Fairy Tail, Omnibus 2 (equivalent to Volumes 6-10) by Hiro Mashima. When I first started reading Fairy Tail, I ended up jumping into the series around the twenty-fifth volume. Fairy Tail has a huge following, but it just didn’t seem to click with me. However, now that I’ve read some of earlier volumes, I think I finally more fully understand the appeal of the series. Fairy Tail is a fun and exciting manga with likeable characters and an emphasis on friendship and found family. One of my complaints about Fairy Tail in the past has been that it often seems directionless. Even this early in the series Mashima readily admits to making things up as the he goes with no concrete plan in place. He even seemed surprised when he realized that the series would reach ten volumes. (And it’s now over fifty and still ongoing.) Interestingly, this lack of direction didn’t seem to bother me as much as it has before, I think in part due to the fact that Mashima spends a fair amount of second omnibus exploring the main characters’ back stories which provided the needed amount of focus. I liked getting to know the characters better, something I missed out on by starting with a later story arc. Also, Kodansha’s massive, oversized “Master’s Edition” omnibuses show off Mashima’s artwork and are a great way to catch up on the series.

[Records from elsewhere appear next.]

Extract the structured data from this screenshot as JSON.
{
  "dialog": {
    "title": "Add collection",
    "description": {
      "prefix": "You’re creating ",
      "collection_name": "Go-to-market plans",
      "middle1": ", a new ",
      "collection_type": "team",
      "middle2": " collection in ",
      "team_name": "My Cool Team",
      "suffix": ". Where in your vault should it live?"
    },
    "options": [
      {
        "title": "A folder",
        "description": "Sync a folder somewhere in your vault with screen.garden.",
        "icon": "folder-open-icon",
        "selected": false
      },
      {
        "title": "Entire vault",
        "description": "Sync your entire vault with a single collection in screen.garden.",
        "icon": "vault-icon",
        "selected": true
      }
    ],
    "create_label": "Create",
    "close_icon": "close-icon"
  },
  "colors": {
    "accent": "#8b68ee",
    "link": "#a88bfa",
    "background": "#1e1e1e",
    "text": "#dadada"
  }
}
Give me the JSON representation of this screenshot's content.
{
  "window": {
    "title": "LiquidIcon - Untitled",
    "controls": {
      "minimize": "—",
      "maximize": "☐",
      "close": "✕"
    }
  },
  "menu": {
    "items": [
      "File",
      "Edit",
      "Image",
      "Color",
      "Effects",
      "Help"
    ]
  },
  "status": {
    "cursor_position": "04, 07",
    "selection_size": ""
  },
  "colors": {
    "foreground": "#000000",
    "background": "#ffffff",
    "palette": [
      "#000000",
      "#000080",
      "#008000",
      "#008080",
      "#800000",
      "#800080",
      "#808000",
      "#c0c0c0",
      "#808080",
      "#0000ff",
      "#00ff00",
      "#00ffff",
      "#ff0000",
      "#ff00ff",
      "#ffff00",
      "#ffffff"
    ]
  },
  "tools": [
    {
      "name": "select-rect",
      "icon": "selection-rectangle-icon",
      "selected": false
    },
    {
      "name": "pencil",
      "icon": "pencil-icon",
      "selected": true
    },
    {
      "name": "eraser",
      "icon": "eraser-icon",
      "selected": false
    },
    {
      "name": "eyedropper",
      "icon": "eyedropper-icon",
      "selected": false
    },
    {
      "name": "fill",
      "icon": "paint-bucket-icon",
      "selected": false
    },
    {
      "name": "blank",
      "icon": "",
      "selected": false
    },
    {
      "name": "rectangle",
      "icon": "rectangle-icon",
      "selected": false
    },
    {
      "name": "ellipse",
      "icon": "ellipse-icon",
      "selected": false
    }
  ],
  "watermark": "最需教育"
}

Princess Jellyfish, Omnibus 2 (equivalent to Volumes 3-4) by Akiko Higashimura. I am still incredibly happy that Kodansha Comics is releasing a print edition of Princess Jellyfish. I’m also glad that the series seems to be worth the risk and is doing fairly well for the publisher so far. I am especially looking forward to reaching the parts of the story that weren’t included in the anime adaptation. While there are some differences, for the most part the second omnibus fall entirely into what was adapted for the anime. Because of that I’m not at all surprised by any of the plot developments, but I still am thoroughly enjoying the story and characters. I also get a kick out of the visual nods to classic shoujo manga that Higashimura scatters throughout the series, usually when something particularly dramatic is going on. Princess Jellyfish is probably first and foremost a comedy, but through its humor it explores issues of gender roles and expectations. There is a fair amount of relationship drama, too. At this point in the series, Kuranosuke is trying to come up with a plan to raise the funds needed to save the Amamizukan apartments from being demolished and in doing so becomes more and more attached to Tsukimi. As for Tsukimi, she’s dealing with her own personal and romantic turmoils.
A Silent Voice, Volume 7 by Yoshitoki Oima. The first volume of A Silent Voice left a huge impression on me, and the series as a whole has consistently been one of the strongest stories that I’ve recently read. Granted, A Silent Voice isn’t always an easy read and the subject matter can be pretty heavy. Bullying, depression, social anxiety, suicide attempts, and other tough issues all come into play. Oima isn’t afraid to let the relationships between the characters be extremely messy and complicated. I especially appreciate that Oima doesn’t just slap romance on the situation like magical bandage that will fix everything or erase the misdeeds of the past. From time to time, I was a little worried that might happen, but A Silent Voice takes a more nuanced and much less stereotypical route with the story. If anything, the romantic feelings just complicate matters further. The characters themselves are realistically and believably flawed people. Frankly, they can even be unlikeable, they still remain interesting and compelling. Many of them are struggling with mistakes that they have made and are dealing with devastating regret. But by the end of the series, the characters able to begin to look forward towards the future instead of wallowing in what can’t be changed; their pasts have shaped who they are, but won’t be the only thing that defines them.